Kempton by Grant Lennox
An art project using historic old maps that were destined for disposal by Land Tasmania has become an Art Society of Tasmania Feature Artist Exhibition entitled “Beyond the Boundaries", scheduled for the Lady Franklin Gallery in Lenah Valley from September 4 until October 3.
The project was enthusiastically embraced by artists all around Tasmania, who used a treasure trove of historic plans as an art medium, with more than 100 of the old documents handed out State-wide.
Lichen on the rocks of the East Coast by Lucy Murfett
Copies of the original manuscripts of the Proclaimed Town Index Charts and Proclaimed Land District Index Charts, which documented the then current status of Crown dealings with Crown land and ranged from 1885 to 1948, were already archived sufficiently so Land Tasmania was required to dispose of the originals.
This gave Julian Gill, Land Tasmania's Manager Spatial Data and Products, an idea, which he took to his next door neighbour, Grant Lennox, a successful artist and member of the Art Society of Tasmania.
“With such amazing old plans, destruction would have been such a waste, so I asked Grant if they could be painted on as he had done some other artwork on vintage printed pages," Julian said. “Once Grant saw the maps and researched what some international artists had painted onto maps he was convinced that fellow artists would jump at the chance. Members of the Art Society of Tasmania were very interested in utilising them as an art project."
Chinese dragon at abandoned mine Magnet by Grant Lennox
Grant immediately embraced the concept, and proceeded to research the history of art on maps. He discovered the tradition goes back to the time of cave paintings, and was particularly impressive during the age of exploration, when artists, often monks, worked with explorers to create maps. They illustrated them with fabulous embellishments such as dragons and sea monsters to warn of dangers over the horizon, drawings of the explorer's vessels, and stories of animals seen during explorers' travels. Edges of maps often included angels among the clouds blowing the prevailing winds or other religious figures. Sculptors were also involved with the first known town plan of Rome sculpted onto 26 marble tablets which fitted together.
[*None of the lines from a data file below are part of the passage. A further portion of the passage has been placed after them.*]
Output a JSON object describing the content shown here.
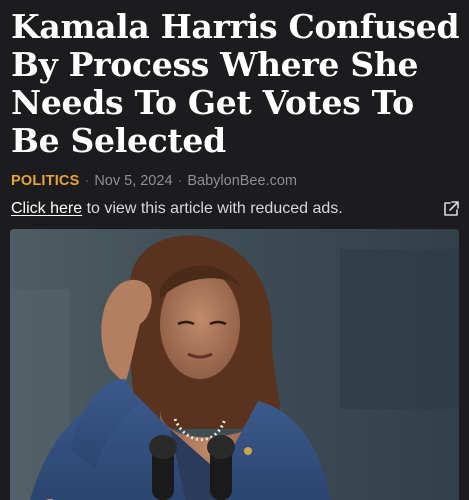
{
  "article": {
    "headline": "Kamala Harris Confused By Process Where She Needs To Get Votes To Be Selected",
    "category": "POLITICS",
    "separator": "·",
    "date": "Nov 5, 2024",
    "source": "BabylonBee.com",
    "reduced_ads_link": "Click here",
    "reduced_ads_text": " to view this article with reduced ads."
  },
  "icons": {
    "external_link": "external-link-icon",
    "bottom_bar": [
      "reader-icon",
      "close-icon",
      "tabs-icon",
      "share-icon"
    ]
  },
  "colors": {
    "background": "#1c1c1e",
    "category": "#e8a33d",
    "meta": "#8e8e93",
    "headline": "#ffffff"
  }
}
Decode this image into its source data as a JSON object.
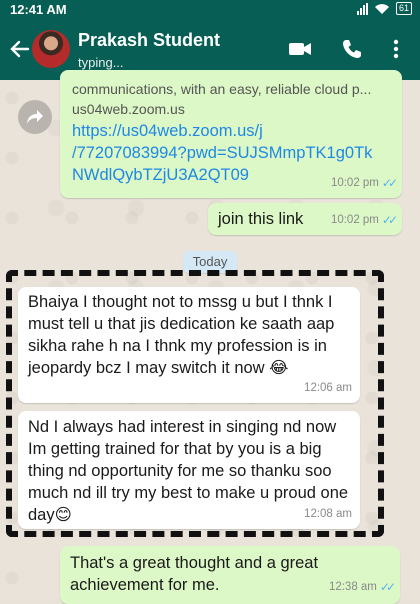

Today, tourist maps often contain artists' illustrations highlighting local features or buildings.
Aerial survey-Wedge tailed eagle over north west by Grant Lennox
Grant proposed the idea to the Art Society of Tasmania, the oldest art society in Australia having formed in 1884, and also to the Launceston Art Society, which is almost as old, formed in 1892. Artists from both societies were keen to be involved, and thanks to Julian, Grant has delivered more than 100 documents to them, with the demand for more still great.
Grant explained that the old maps present both an exciting opportunity and an enjoyable challenge for an artist. Although they vary in size from A3 to A1, many of the maps are big, up to 90cm by 60cm, so while there is a lot of space to work on, considerable imagination is also needed.
Grant's imagination has proven up to the task, with works for the exhibition including a map of Kempton as a quilt with an old sewing machine, and a map of the west coast town of Magnet, a small settlement by a silver mine, painted as a Chinese dragon in honour of the Chinese miners who came to Tasmania in previous centuries.
Bicheno by Mel Hills
An exhibition of the art on maps by members of the Art Society of Tasmania is scheduled for September at its headquarters, the splendid Lady Franklin Gallery in Lenah Valley, a grand sandstone building designed like a Greek Temple which opened in 1843. Ironically the former Lieutenant Governor Sir John Franklin, whose wife championed the arts in colonial times perished along with his crew on a voyage of discovery to find and then make a map of a Northwest passage through the Canadian artic.
Plans for an exhibition by members of the Launceston Art Society are also in motion.
The Queens Domain by Carolynne Rumble